Pesticide behaviour in soils, water and air

Ron Cooke Hub, University of York, UK

12.00 Monday 4th April to 14.00 Wednesday 6th April 2022

Details of the conference sessions

Sessions & abstract submission

To submit an abstract, please complete the online form accessed via the button.

Deadline: Tuesday 30th November 2021

Laboratory-scale investigations of fate in soil, water and air

This session focuses on laboratory scale analyses which unravel the biotic and abiotic processes that influence the transformation, movement and availability of pesticides in soil, water and air. This includes biodegradation processes, encompassing interactions with environmental variables, the characteristics and dynamics of the organisms involved, and the molecular mechanisms underlying biodegradation. The session will also consider ecotoxicological impacts which may affect pesticide persistence. Additionally, the role of adsorption processes, and chemical, hydrolytic, volatility and photochemical mechanisms, in determining pesticide fate will be explored. Particular emphasis will be given to integrating mechanistic understanding of these processes with the prediction of pesticide fate and exposure in the environment.

 

Field-scale investigations of fate in soil, water and air

Field-scale investigations under natural conditions bring together all competing mechanisms of hydrolysis, photolysis, volatilisation, leaching, uptake, runoff and microbial degradation to provide data under use pattern conditions. Understanding of pore-to-core scale processes of transfer and interactions between pesticides and soil, water, plant and air with the use and management of pesticides at field scale within both present and future cropping systems is crucial and enables the vital links to environmental modelling. This session will gather all relevant information investigating fate of pesticides (including interactions with surfactants and additives) in field soils and crops (together or as separate components) that govern the availability of pesticide and/or metabolite residues for transfer to ground- and surface waters and into the air compartment. It will also cover technological developments improving assessments of fate and the dominant transfer pathways of pesticides including application methods addressing field heterogeneity, as well as studies into the link between fate and effects including the soil microbial community.

 

Landscape studies into pesticide fate and exposure

High-quality, safe, and sufficient drinking water and food is essential for life, but monitoring studies report undesirable contamination by pesticides in off-target terrestrial ecosystems, surface waters, groundwaters and air. Improved insight into processes governing fate and exposure at the landscape scale and the development of tools to express how fate and exposure varies across the landscape are needed to develop strategies to reduce diffuse contamination by pesticides.
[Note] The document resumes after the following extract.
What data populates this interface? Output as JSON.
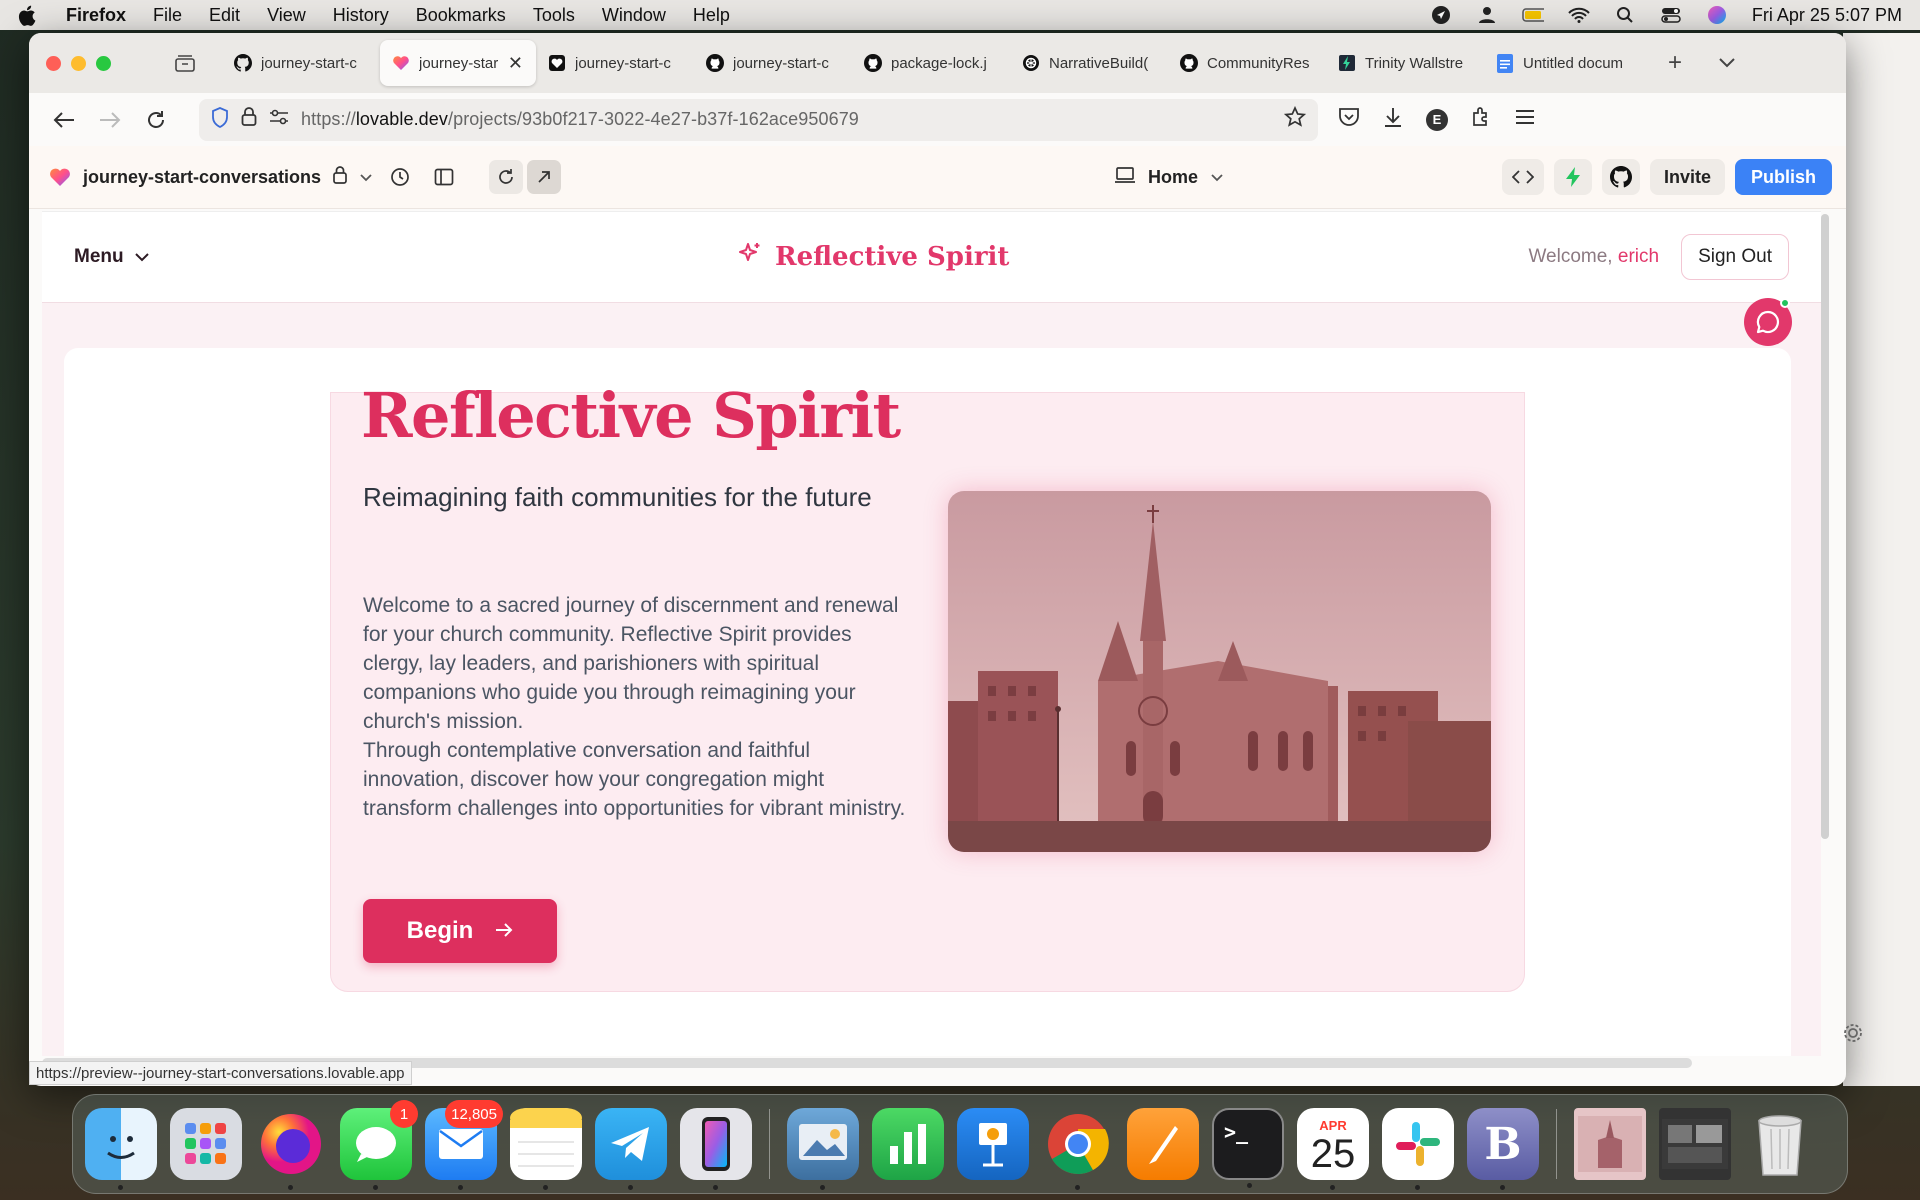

This session will address soil, surface water, groundwater and air compartments, and welcomes monitoring studies, new understanding of landscape processes, novel tools for landscape-level modelling and assessment, and case studies on application of landscape approaches.

 

Innovative approaches in mathematical modelling

This session will discuss new developments and challenges of modelling environmental and human exposure including: interpretation of experimental studies to advance our understanding of how chemical properties, management options and environmental conditions affect exposure in soil, water and air; new and improved tools, process descriptions and parameterisation at various scales; modelling approaches that integrate with digital technologies; simulation modelling to underpin effective mitigation options; support for the design and interpretation of monitoring studies; and modelling that encompasses global variability and/or environmental change.

 

Mitigation and management for sustainable use of pesticides

Environmental risk mitigation measures are increasingly important components of the risk assessment process and conditions for use for plant protection products. Submissions are encouraged on practical field experiences with testing and implementation to characterise effectiveness and sensitivity of performance for reduction of off-field losses via leaching, drainage, run-off as well as volatilisation and dispersion in the air. Submissions are sought considering how such measures may be effectively represented in risk assessments through modelling and opportunities for translation into practical and effective labelling. Discussions will consider how risk management strategies can be designed to improve communication, awareness, uptake and implementation by product users.

 

Advances in design and interpretation of pesticide monitoring

To optimise the future environmental risk assessment, management and information technologies, documentation in the form of monitoring data on the potential presence of pesticides and their degradation products in soil, water and air are crucial. This session will discuss recent scientific and technological advances in soil, water and air monitoring activities and their influence on monitoring regarding design of monitoring programmes, interpretation of monitoring data, and dissemination of monitoring results. How can such activities facilitate the application of social and political requirements? Submissions including results of monitoring implemented for the pre-authorisation, post-authorisation and sustainable use of pesticide are invited in this session.

 

New challenges for the environmental behaviour of pesticides

New challenges for our understanding of the environmental behaviour of pesticides include: evaluating and describing in models the effect of innovative pesticide application techniques, including the use of digital technologies (digital labels, pest/disease/weed recognition systems, spot and spray etc.); capturing the effects of diversifying agricultural practices in a context of agro-ecological transition, and impacts of global changes on the use and fate of pesticides in the environment; monitoring the diversity of compounds and their metabolites in the environment via new analytical methods; and finally, translating these advances into consequences for risk assessment. This session will be devoted to work that opens up avenues for consideration on these new challenges.